this verbal class distinction by now should be antique.
There even are places where English completely disappears.
In America, they haven’t used it for years!”
Alan Jay Lerner wrote those lyrics for “My Fair Lady” in 1956. So that gives us a good impression of what the British think about us, that is, the United States.
This week in my email I received a flyer with a warning to any Americans visiting Great Britain, “Here are new words you Yanks are not familiar with. So, if you are traveling here, you wankers, let me give you a list: 1. Budge up = crowd together on a subway or double decker bus. 2. Bagsy = dibs on the front seat. 3. Twee = little anything. 4. Chuffed = pleased, and happy. 5. Tory = a political conservative. 6. Gutted = upset, opposite of Chuffed. 7. Knackered = exhausted. 8. Cheese off = red hot angry. 9. Kip = sleep. 10. Legless = too drunk to walk home.”

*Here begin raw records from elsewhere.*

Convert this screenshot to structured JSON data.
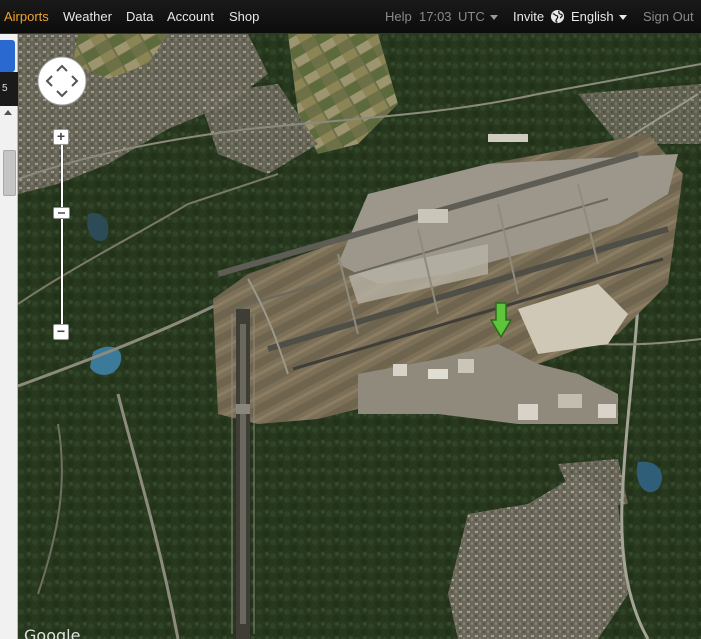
{
  "nav": {
    "items": [
      "Airports",
      "Weather",
      "Data",
      "Account",
      "Shop"
    ],
    "active": "Airports",
    "help": "Help",
    "time": "17:03",
    "timezone": "UTC",
    "invite": "Invite",
    "language": "English",
    "sign_out": "Sign Out"
  },
  "sidebar": {
    "badge": "5"
  },
  "map": {
    "attribution": "Google",
    "marker_color": "#5ec43a",
    "accent_color": "#f0a030"
  },
  "icons": {
    "pan": "pan-control-icon",
    "zoom_in": "zoom-in-icon",
    "zoom_out": "zoom-out-icon",
    "language": "globe-icon",
    "marker": "down-arrow-marker-icon"
  }
}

The only one I knew for sure was Tory. When I taught English and History for 30 years, the definition of a Tory was a person who came from England and fought for the British during the American Revolution. These guys didn’t even like George Washington, can you imagine? Nobody disses our first President. With that in mind, I thought I could account for our lack of British expressions with a list of our own, from the “Wild, Wild West.” You won’t need a dictionary. We speak this every day.

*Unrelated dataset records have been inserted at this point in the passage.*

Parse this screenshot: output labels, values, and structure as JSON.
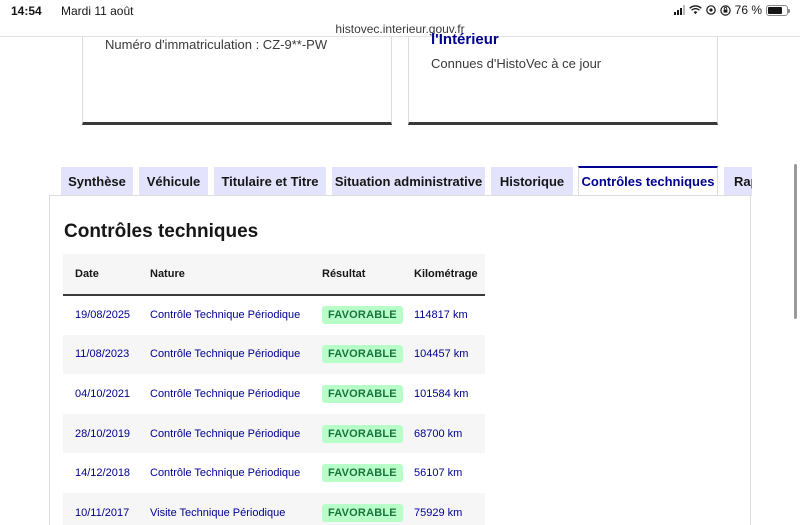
{
  "status": {
    "time": "14:54",
    "date": "Mardi 11 août",
    "battery": "76 %",
    "battery_level": 0.76
  },
  "browser": {
    "url": "histovec.interieur.gouv.fr"
  },
  "cards": {
    "plate_text": "Numéro d'immatriculation : CZ-9**-PW",
    "right_heading": "l'Intérieur",
    "right_sub": "Connues d'HistoVec à ce jour"
  },
  "tabs": [
    {
      "label": "Synthèse"
    },
    {
      "label": "Véhicule"
    },
    {
      "label": "Titulaire et Titre"
    },
    {
      "label": "Situation administrative"
    },
    {
      "label": "Historique"
    },
    {
      "label": "Contrôles techniques",
      "active": true
    },
    {
      "label": "Rap"
    }
  ],
  "section_title": "Contrôles techniques",
  "table": {
    "headers": [
      "Date",
      "Nature",
      "Résultat",
      "Kilométrage"
    ],
    "rows": [
      {
        "date": "19/08/2025",
        "nature": "Contrôle Technique Périodique",
        "result": "FAVORABLE",
        "km": "114817 km"
      },
      {
        "date": "11/08/2023",
        "nature": "Contrôle Technique Périodique",
        "result": "FAVORABLE",
        "km": "104457 km"
      },
      {
        "date": "04/10/2021",
        "nature": "Contrôle Technique Périodique",
        "result": "FAVORABLE",
        "km": "101584 km"
      },
      {
        "date": "28/10/2019",
        "nature": "Contrôle Technique Périodique",
        "result": "FAVORABLE",
        "km": "68700 km"
      },
      {
        "date": "14/12/2018",
        "nature": "Contrôle Technique Périodique",
        "result": "FAVORABLE",
        "km": "56107 km"
      },
      {
        "date": "10/11/2017",
        "nature": "Visite Technique Périodique",
        "result": "FAVORABLE",
        "km": "75929 km"
      }
    ]
  },
  "colors": {
    "primary": "#000091",
    "tab_bg": "#e3e3fd",
    "badge_bg": "#b8fec9",
    "badge_text": "#18753c"
  }
}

No need to budge up when we can clear a bar room with a few well-timed punches and then as they say, “Now can you give me some fightin’ room?” We ride or drive mustangs. Plenty of room. Bagsy is called, “Vamoose, if you don’t want to be pulverized.” Twee? Tell that to Texas. “Everything is Bigger in TEXAS. Can you eat a 72-ounce steak?” Twee is good for an… island. Chuffed? Here we say, “Happy, heck yes, it’s hog killing time. Go Matanzas!” We have covered Tory. “Those varmints better pull in their horns before we send you home packing.” Enough said. Gutted? Upset during the day, are you? Put on your best bib and tucker, then eat New Mexican food till you are full as a tick and get chuffed. Knackered? If we fly 5,003 miles to get to your England, we might be knackered. But we gussy up with a lick and a promise and drop our tourist the money so your Queen can get her own set of Downton Abbey. Cheesed off? So, you think you’re angry? “Try to eat a little gravel have a fair shake and then keep your balderdash yarns to yourself.” Kip? Sleep all you want after a hard day visiting Old Town, the Indian Pueblo Cultural Center, the National Hispanic Cultural Center, and our Albuquerque Museum for Fine Art. We have museums too! Legless? You won’t be, because we look very harshly on drunken caterwauling and if you do it, you will end up in the hoosegow.

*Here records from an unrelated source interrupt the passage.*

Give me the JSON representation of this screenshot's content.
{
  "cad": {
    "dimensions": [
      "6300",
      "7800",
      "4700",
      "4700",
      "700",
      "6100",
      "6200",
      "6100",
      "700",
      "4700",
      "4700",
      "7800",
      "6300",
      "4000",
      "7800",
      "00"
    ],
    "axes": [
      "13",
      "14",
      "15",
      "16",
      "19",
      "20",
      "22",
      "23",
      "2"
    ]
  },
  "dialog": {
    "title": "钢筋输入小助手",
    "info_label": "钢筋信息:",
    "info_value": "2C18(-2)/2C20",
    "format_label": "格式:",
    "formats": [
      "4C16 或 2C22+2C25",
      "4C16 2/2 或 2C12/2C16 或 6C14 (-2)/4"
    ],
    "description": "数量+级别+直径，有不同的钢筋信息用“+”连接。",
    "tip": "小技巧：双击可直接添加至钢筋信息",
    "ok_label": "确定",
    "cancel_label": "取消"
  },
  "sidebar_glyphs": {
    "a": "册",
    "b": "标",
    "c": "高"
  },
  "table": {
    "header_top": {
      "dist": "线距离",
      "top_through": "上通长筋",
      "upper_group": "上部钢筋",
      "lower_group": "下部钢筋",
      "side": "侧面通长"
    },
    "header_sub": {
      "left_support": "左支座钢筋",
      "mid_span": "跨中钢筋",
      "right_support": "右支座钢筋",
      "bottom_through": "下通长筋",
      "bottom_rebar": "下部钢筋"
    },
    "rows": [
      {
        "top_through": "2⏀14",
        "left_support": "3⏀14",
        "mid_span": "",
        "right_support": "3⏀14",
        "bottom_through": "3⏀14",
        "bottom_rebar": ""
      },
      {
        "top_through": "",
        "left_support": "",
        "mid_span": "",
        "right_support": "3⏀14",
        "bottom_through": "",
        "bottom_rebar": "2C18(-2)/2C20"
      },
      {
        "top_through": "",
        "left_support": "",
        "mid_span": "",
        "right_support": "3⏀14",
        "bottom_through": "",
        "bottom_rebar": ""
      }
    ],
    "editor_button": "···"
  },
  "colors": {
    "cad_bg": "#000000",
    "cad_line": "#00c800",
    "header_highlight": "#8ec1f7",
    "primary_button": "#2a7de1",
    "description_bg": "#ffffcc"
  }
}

Language is the same as a rolling river. The boundaries are not limited. When I went to college to learn to be an English teacher there were very strict rules that we thought we next to the Holy Bible. Actually, the Holy Bible has been reworded many times since those wise guys got together and wrote it up. Before the 60s grass meant you needed a lawn mower, and cool was when it snowed. Hippie was what you got if you didn’t eat food by Jenny Craig and far out was when you drove to Edgewood from Albuquerque. Dig it? I did not. It is fun to look back on how we used to express ourselves. Today most of the “new” words are not words at all. OMG test!
While you are writing those stories about happy times for your kids, start to make a list of fun terms from the past. LOL you can look them up on your phone. I must apologize to all my good friends who are Brits. I love your country, but you do not speak English. We got you covered. Roaring Mouse, ta ta and out.